Interesting WSJ article this morn about how the recession is likely to be called and dated:
Maybe, maybe not. The U.S. economy is expanding. It is likely to show a growth rate of more than 2% at an annual rate when the government gives its first estimate of the second-quarter performance Thursday.
The continued growth raises a key question: Could this be the first U.S. recession without a decline in economic output?
The nation’s gross domestic product — its total output of goods and services — expanded at a 1% pace in the first quarter, reflecting a rise in exports because of the declining dollar. The growth defied predictions from some economists that a contraction would begin during the period.
The figures indicate a recession under the most common definition — two straight quarters of declining GDP — didn’t occur in the first half of this year, though the government could revise the data later.
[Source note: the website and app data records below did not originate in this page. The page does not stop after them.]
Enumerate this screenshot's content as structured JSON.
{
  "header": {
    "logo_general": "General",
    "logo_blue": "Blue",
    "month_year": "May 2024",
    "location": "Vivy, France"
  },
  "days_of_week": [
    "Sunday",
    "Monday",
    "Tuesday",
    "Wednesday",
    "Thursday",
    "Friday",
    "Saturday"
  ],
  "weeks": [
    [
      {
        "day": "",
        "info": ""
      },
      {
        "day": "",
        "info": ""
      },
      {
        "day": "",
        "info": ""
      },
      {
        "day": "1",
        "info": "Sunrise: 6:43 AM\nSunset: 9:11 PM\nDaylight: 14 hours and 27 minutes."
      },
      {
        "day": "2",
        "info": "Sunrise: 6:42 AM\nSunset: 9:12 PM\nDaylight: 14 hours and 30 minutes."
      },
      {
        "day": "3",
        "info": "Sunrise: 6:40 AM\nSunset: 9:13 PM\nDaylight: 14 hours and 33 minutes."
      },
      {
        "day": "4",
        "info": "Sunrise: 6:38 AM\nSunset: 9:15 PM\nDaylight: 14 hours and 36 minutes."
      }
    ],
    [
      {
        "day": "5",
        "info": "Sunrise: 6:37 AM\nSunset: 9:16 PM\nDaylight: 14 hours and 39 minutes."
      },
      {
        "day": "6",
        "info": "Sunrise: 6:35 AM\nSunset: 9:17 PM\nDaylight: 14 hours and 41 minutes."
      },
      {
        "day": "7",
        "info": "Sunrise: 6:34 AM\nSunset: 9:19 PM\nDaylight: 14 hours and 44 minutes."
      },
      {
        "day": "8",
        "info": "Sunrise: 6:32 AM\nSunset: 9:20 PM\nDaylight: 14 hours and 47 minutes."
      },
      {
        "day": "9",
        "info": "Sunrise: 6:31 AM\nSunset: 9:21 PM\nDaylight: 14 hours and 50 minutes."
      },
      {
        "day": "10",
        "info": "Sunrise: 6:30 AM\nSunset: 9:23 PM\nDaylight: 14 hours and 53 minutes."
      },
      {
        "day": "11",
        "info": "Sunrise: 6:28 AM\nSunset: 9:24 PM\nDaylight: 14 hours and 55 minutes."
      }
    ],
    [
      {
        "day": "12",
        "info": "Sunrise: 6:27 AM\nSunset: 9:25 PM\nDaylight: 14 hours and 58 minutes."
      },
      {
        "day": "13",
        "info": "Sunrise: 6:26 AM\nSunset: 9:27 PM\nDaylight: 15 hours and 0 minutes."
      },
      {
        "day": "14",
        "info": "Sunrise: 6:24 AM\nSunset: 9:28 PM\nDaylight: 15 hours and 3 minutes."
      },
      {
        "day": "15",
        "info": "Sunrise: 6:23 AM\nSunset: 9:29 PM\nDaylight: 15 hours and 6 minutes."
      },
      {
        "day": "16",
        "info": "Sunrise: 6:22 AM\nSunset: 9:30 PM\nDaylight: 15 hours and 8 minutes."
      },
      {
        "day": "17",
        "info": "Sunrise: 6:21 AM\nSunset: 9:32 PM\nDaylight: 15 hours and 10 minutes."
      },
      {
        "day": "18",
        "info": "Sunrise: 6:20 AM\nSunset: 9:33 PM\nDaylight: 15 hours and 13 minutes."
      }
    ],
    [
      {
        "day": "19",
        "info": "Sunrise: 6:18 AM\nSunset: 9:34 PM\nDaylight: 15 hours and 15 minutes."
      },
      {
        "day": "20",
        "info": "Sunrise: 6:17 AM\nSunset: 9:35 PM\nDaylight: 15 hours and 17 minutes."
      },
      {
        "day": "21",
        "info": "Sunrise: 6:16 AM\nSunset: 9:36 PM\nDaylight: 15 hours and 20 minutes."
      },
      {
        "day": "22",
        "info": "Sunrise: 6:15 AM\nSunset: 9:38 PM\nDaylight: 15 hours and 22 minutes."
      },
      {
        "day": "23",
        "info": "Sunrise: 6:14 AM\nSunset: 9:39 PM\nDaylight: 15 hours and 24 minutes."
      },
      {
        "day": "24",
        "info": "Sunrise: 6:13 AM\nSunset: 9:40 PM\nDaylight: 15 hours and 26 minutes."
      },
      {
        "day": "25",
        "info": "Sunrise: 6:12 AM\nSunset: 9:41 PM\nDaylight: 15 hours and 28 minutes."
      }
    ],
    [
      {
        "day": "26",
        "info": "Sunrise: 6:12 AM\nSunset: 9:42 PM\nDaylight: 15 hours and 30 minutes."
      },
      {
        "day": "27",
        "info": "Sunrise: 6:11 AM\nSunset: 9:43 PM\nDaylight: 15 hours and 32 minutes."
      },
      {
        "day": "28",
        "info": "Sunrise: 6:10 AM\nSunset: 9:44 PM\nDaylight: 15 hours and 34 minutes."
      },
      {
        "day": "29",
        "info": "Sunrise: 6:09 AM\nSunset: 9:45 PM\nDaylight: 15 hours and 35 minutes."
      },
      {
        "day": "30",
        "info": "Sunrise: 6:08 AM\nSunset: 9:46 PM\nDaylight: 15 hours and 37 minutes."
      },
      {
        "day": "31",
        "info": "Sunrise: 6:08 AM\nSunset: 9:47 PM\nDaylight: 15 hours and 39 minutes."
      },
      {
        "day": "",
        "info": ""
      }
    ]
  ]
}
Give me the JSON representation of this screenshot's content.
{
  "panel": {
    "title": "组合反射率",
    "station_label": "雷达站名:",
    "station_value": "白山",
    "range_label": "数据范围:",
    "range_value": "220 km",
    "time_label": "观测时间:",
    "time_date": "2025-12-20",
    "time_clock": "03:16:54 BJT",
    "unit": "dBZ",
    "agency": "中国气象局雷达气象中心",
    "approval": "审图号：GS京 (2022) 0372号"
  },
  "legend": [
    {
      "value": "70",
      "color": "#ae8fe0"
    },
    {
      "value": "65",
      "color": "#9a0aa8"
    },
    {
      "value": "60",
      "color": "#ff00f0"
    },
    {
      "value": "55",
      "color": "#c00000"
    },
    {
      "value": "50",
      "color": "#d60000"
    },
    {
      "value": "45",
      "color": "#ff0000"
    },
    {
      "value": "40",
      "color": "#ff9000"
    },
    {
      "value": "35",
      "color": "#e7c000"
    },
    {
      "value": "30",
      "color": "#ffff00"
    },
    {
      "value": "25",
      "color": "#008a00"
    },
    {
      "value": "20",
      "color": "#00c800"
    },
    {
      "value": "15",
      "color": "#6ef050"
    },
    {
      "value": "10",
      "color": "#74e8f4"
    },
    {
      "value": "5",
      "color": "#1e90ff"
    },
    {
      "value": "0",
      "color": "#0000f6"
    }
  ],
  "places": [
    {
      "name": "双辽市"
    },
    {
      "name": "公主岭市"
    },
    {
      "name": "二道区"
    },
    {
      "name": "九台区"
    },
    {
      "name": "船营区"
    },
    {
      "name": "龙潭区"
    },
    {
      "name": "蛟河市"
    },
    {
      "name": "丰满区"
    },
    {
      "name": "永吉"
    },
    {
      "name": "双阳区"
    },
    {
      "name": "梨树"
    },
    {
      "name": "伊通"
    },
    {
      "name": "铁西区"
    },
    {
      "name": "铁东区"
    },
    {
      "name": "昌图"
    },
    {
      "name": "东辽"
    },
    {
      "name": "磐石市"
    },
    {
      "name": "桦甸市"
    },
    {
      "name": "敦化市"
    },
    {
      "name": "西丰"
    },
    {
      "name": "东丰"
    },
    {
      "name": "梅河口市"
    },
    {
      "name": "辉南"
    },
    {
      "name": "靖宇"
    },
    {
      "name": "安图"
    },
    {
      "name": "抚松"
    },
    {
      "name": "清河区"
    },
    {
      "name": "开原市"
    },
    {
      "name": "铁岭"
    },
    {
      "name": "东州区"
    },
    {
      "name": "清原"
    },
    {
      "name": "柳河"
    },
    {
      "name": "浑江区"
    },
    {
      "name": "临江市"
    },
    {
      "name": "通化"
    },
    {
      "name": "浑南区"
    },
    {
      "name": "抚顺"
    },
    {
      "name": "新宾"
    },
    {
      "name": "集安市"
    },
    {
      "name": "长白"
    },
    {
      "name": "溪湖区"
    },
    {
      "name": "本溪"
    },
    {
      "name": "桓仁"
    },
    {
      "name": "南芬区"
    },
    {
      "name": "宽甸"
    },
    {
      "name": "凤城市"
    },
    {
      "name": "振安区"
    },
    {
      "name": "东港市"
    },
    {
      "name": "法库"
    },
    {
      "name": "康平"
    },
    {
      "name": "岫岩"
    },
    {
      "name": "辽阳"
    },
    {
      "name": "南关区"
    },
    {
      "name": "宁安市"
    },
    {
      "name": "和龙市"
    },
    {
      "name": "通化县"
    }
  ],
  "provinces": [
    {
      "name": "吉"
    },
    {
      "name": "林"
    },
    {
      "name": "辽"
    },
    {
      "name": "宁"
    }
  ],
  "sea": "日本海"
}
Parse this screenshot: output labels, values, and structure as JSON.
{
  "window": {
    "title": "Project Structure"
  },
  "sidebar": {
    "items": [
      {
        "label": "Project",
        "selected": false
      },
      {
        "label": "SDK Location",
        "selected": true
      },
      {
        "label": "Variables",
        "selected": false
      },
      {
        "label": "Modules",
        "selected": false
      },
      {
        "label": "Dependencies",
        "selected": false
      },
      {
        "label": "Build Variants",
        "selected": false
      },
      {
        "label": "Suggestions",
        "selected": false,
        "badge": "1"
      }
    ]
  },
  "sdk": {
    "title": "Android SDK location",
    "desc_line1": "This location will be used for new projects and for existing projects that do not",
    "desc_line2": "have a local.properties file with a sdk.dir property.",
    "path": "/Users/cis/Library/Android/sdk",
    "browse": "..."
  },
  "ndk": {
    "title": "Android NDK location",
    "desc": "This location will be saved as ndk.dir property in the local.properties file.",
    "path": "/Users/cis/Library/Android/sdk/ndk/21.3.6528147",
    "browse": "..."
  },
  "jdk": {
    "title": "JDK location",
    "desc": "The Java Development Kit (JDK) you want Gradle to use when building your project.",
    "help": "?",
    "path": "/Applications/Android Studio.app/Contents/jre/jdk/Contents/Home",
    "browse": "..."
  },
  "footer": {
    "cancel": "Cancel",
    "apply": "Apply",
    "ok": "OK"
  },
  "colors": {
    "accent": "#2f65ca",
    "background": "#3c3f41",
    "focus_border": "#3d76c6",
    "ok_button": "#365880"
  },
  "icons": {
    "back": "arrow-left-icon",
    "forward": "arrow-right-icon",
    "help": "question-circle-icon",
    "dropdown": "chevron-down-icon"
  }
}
But the nonprofit National Bureau of Economic Research, which decides whether the U.S. has slipped into a recession, looks for "a significant decline in economic activity spread across the economy, lasting more than a few months."
Those gauges include GDP, incomes, employment, industrial output and retail and manufacturing sales, says the NBER’s seven-member Business Cycle Dating Committee, which is composed mostly of economists from academic institutions. The panel can declare a recession, even if GDP remains positive, based on other measures.
Most of those gauges have been especially weak in recent months and some are in outright decline. The job market, for instance, has been contracting all year and the government on Friday is expected to report that payrolls dropped in July, the seventh consecutive monthly decline.
What are the various potential outcomes for the NBER dating committee?
1) Call the latest period a recession, even if GDP grew, citing the decline in employment and the other key gauges.
2) It could do nothing — not declare a recession — and let the last year go down in history as a slowdown featuring a bone-chilling financial crisis.
3) If GDP declines late this year or early next year, the committee could backdate the start of the recession to January, when employment started declining. That would make the downturn the longest since the 1981-82 recession.
4) The panel also could declare a shorter recession, even without a negative GDP quarter.
In three of the four possibilities above, the end result is a recession — that’s 75%, and I suspect that is just about right . . .
Recessions Often Begin With Positive GDP Data (May 2008)
Economists Weigh Possibility of a Recession Amid Economic Growth
WSJ July 28, 2008